** THE INPUT follows **

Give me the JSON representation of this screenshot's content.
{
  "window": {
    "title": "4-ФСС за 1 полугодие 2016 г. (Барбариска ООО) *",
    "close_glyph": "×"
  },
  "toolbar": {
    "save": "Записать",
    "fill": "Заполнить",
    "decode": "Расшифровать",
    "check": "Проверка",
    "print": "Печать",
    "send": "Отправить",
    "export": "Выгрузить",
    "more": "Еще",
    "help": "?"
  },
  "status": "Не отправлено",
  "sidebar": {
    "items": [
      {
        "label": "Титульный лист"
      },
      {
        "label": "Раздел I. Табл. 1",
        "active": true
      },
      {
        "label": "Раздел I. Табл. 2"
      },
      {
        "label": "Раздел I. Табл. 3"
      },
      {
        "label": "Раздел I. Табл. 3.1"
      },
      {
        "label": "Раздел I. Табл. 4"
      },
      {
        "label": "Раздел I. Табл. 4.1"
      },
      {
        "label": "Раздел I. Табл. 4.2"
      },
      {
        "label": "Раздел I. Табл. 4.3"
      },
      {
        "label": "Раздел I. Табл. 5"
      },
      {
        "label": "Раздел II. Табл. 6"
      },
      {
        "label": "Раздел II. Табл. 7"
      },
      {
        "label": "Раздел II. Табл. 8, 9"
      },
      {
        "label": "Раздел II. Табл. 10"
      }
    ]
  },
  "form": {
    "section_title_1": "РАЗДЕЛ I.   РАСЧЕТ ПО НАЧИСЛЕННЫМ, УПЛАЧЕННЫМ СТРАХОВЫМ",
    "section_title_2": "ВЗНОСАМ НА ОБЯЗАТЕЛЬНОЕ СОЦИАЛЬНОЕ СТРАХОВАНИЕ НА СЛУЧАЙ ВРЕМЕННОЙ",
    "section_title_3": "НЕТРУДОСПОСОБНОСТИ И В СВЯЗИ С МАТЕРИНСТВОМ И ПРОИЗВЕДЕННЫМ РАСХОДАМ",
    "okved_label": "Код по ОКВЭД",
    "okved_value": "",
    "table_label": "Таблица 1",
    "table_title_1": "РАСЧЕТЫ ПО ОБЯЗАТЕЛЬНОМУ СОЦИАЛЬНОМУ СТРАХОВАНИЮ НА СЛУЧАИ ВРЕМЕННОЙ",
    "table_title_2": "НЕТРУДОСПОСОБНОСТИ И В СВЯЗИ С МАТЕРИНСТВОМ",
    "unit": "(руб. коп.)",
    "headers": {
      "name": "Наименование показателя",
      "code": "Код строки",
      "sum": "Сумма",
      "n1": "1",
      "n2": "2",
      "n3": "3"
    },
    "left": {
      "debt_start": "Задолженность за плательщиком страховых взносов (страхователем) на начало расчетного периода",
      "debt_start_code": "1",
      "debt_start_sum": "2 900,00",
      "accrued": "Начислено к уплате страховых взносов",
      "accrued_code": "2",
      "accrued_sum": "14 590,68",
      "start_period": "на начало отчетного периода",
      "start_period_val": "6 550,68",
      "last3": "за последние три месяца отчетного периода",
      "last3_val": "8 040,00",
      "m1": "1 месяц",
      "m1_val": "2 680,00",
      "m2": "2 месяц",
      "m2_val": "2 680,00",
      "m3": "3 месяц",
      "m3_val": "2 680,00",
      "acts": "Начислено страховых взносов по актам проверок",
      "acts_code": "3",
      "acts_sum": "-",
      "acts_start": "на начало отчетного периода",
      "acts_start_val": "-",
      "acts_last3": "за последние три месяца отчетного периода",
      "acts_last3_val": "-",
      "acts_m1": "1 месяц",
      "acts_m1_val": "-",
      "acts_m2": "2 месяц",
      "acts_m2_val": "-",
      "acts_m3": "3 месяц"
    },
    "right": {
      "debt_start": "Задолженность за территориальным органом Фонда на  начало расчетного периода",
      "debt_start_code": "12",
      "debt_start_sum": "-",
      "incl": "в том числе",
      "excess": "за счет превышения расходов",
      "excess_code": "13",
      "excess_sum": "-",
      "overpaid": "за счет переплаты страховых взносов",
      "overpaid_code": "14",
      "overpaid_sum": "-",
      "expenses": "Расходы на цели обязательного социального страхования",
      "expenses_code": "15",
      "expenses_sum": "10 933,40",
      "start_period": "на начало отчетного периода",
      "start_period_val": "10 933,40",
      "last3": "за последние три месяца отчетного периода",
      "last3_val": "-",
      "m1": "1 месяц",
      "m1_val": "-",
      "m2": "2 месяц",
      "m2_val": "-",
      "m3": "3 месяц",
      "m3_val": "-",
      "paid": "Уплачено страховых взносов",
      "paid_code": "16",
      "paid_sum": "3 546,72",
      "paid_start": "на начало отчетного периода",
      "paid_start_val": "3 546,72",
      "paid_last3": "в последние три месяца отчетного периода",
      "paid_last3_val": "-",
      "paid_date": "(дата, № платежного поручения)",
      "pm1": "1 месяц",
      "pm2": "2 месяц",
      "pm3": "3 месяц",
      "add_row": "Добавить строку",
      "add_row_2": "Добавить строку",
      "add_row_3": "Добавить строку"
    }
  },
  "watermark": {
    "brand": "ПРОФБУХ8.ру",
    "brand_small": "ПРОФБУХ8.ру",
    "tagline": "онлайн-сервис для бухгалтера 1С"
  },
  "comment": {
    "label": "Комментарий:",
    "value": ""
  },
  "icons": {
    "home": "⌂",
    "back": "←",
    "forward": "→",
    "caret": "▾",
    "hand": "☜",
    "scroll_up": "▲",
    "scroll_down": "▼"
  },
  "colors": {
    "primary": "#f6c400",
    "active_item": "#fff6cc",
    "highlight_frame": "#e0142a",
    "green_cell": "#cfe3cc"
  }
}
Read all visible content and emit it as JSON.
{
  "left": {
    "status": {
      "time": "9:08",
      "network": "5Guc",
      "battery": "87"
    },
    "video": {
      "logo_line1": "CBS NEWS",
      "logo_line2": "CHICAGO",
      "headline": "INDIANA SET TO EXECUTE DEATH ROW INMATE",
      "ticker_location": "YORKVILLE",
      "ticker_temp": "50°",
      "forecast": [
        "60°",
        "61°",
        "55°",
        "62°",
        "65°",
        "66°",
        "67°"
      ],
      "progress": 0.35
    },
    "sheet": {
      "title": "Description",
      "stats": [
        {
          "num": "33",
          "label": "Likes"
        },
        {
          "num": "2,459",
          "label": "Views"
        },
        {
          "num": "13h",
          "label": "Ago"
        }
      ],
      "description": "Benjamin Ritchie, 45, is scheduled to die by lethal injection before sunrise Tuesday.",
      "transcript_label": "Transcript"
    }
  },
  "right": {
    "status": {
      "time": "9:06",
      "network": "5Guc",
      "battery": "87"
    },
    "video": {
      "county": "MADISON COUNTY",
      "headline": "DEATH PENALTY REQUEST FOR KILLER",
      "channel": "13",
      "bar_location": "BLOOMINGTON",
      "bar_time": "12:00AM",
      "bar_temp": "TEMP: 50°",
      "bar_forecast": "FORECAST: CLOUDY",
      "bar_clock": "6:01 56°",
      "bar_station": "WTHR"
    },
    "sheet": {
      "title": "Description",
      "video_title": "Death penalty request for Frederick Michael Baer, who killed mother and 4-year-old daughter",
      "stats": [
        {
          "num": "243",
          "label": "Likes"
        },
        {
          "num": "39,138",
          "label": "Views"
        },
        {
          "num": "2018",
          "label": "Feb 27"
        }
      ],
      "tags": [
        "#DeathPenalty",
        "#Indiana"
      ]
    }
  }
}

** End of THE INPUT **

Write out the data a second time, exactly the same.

Give me the JSON representation of this screenshot's content.
{
  "window": {
    "title": "4-ФСС за 1 полугодие 2016 г. (Барбариска ООО) *",
    "close_glyph": "×"
  },
  "toolbar": {
    "save": "Записать",
    "fill": "Заполнить",
    "decode": "Расшифровать",
    "check": "Проверка",
    "print": "Печать",
    "send": "Отправить",
    "export": "Выгрузить",
    "more": "Еще",
    "help": "?"
  },
  "status": "Не отправлено",
  "sidebar": {
    "items": [
      {
        "label": "Титульный лист"
      },
      {
        "label": "Раздел I. Табл. 1",
        "active": true
      },
      {
        "label": "Раздел I. Табл. 2"
      },
      {
        "label": "Раздел I. Табл. 3"
      },
      {
        "label": "Раздел I. Табл. 3.1"
      },
      {
        "label": "Раздел I. Табл. 4"
      },
      {
        "label": "Раздел I. Табл. 4.1"
      },
      {
        "label": "Раздел I. Табл. 4.2"
      },
      {
        "label": "Раздел I. Табл. 4.3"
      },
      {
        "label": "Раздел I. Табл. 5"
      },
      {
        "label": "Раздел II. Табл. 6"
      },
      {
        "label": "Раздел II. Табл. 7"
      },
      {
        "label": "Раздел II. Табл. 8, 9"
      },
      {
        "label": "Раздел II. Табл. 10"
      }
    ]
  },
  "form": {
    "section_title_1": "РАЗДЕЛ I.   РАСЧЕТ ПО НАЧИСЛЕННЫМ, УПЛАЧЕННЫМ СТРАХОВЫМ",
    "section_title_2": "ВЗНОСАМ НА ОБЯЗАТЕЛЬНОЕ СОЦИАЛЬНОЕ СТРАХОВАНИЕ НА СЛУЧАЙ ВРЕМЕННОЙ",
    "section_title_3": "НЕТРУДОСПОСОБНОСТИ И В СВЯЗИ С МАТЕРИНСТВОМ И ПРОИЗВЕДЕННЫМ РАСХОДАМ",
    "okved_label": "Код по ОКВЭД",
    "okved_value": "",
    "table_label": "Таблица 1",
    "table_title_1": "РАСЧЕТЫ ПО ОБЯЗАТЕЛЬНОМУ СОЦИАЛЬНОМУ СТРАХОВАНИЮ НА СЛУЧАИ ВРЕМЕННОЙ",
    "table_title_2": "НЕТРУДОСПОСОБНОСТИ И В СВЯЗИ С МАТЕРИНСТВОМ",
    "unit": "(руб. коп.)",
    "headers": {
      "name": "Наименование показателя",
      "code": "Код строки",
      "sum": "Сумма",
      "n1": "1",
      "n2": "2",
      "n3": "3"
    },
    "left": {
      "debt_start": "Задолженность за плательщиком страховых взносов (страхователем) на начало расчетного периода",
      "debt_start_code": "1",
      "debt_start_sum": "2 900,00",
      "accrued": "Начислено к уплате страховых взносов",
      "accrued_code": "2",
      "accrued_sum": "14 590,68",
      "start_period": "на начало отчетного периода",
      "start_period_val": "6 550,68",
      "last3": "за последние три месяца отчетного периода",
      "last3_val": "8 040,00",
      "m1": "1 месяц",
      "m1_val": "2 680,00",
      "m2": "2 месяц",
      "m2_val": "2 680,00",
      "m3": "3 месяц",
      "m3_val": "2 680,00",
      "acts": "Начислено страховых взносов по актам проверок",
      "acts_code": "3",
      "acts_sum": "-",
      "acts_start": "на начало отчетного периода",
      "acts_start_val": "-",
      "acts_last3": "за последние три месяца отчетного периода",
      "acts_last3_val": "-",
      "acts_m1": "1 месяц",
      "acts_m1_val": "-",
      "acts_m2": "2 месяц",
      "acts_m2_val": "-",
      "acts_m3": "3 месяц"
    },
    "right": {
      "debt_start": "Задолженность за территориальным органом Фонда на  начало расчетного периода",
      "debt_start_code": "12",
      "debt_start_sum": "-",
      "incl": "в том числе",
      "excess": "за счет превышения расходов",
      "excess_code": "13",
      "excess_sum": "-",
      "overpaid": "за счет переплаты страховых взносов",
      "overpaid_code": "14",
      "overpaid_sum": "-",
      "expenses": "Расходы на цели обязательного социального страхования",
      "expenses_code": "15",
      "expenses_sum": "10 933,40",
      "start_period": "на начало отчетного периода",
      "start_period_val": "10 933,40",
      "last3": "за последние три месяца отчетного периода",
      "last3_val": "-",
      "m1": "1 месяц",
      "m1_val": "-",
      "m2": "2 месяц",
      "m2_val": "-",
      "m3": "3 месяц",
      "m3_val": "-",
      "paid": "Уплачено страховых взносов",
      "paid_code": "16",
      "paid_sum": "3 546,72",
      "paid_start": "на начало отчетного периода",
      "paid_start_val": "3 546,72",
      "paid_last3": "в последние три месяца отчетного периода",
      "paid_last3_val": "-",
      "paid_date": "(дата, № платежного поручения)",
      "pm1": "1 месяц",
      "pm2": "2 месяц",
      "pm3": "3 месяц",
      "add_row": "Добавить строку",
      "add_row_2": "Добавить строку",
      "add_row_3": "Добавить строку"
    }
  },
  "watermark": {
    "brand": "ПРОФБУХ8.ру",
    "brand_small": "ПРОФБУХ8.ру",
    "tagline": "онлайн-сервис для бухгалтера 1С"
  },
  "comment": {
    "label": "Комментарий:",
    "value": ""
  },
  "icons": {
    "home": "⌂",
    "back": "←",
    "forward": "→",
    "caret": "▾",
    "hand": "☜",
    "scroll_up": "▲",
    "scroll_down": "▼"
  },
  "colors": {
    "primary": "#f6c400",
    "active_item": "#fff6cc",
    "highlight_frame": "#e0142a",
    "green_cell": "#cfe3cc"
  }
}
Read all visible content and emit it as JSON.
{
  "left": {
    "status": {
      "time": "9:08",
      "network": "5Guc",
      "battery": "87"
    },
    "video": {
      "logo_line1": "CBS NEWS",
      "logo_line2": "CHICAGO",
      "headline": "INDIANA SET TO EXECUTE DEATH ROW INMATE",
      "ticker_location": "YORKVILLE",
      "ticker_temp": "50°",
      "forecast": [
        "60°",
        "61°",
        "55°",
        "62°",
        "65°",
        "66°",
        "67°"
      ],
      "progress": 0.35
    },
    "sheet": {
      "title": "Description",
      "stats": [
        {
          "num": "33",
          "label": "Likes"
        },
        {
          "num": "2,459",
          "label": "Views"
        },
        {
          "num": "13h",
          "label": "Ago"
        }
      ],
      "description": "Benjamin Ritchie, 45, is scheduled to die by lethal injection before sunrise Tuesday.",
      "transcript_label": "Transcript"
    }
  },
  "right": {
    "status": {
      "time": "9:06",
      "network": "5Guc",
      "battery": "87"
    },
    "video": {
      "county": "MADISON COUNTY",
      "headline": "DEATH PENALTY REQUEST FOR KILLER",
      "channel": "13",
      "bar_location": "BLOOMINGTON",
      "bar_time": "12:00AM",
      "bar_temp": "TEMP: 50°",
      "bar_forecast": "FORECAST: CLOUDY",
      "bar_clock": "6:01 56°",
      "bar_station": "WTHR"
    },
    "sheet": {
      "title": "Description",
      "video_title": "Death penalty request for Frederick Michael Baer, who killed mother and 4-year-old daughter",
      "stats": [
        {
          "num": "243",
          "label": "Likes"
        },
        {
          "num": "39,138",
          "label": "Views"
        },
        {
          "num": "2018",
          "label": "Feb 27"
        }
      ],
      "tags": [
        "#DeathPenalty",
        "#Indiana"
      ]
    }
  }
}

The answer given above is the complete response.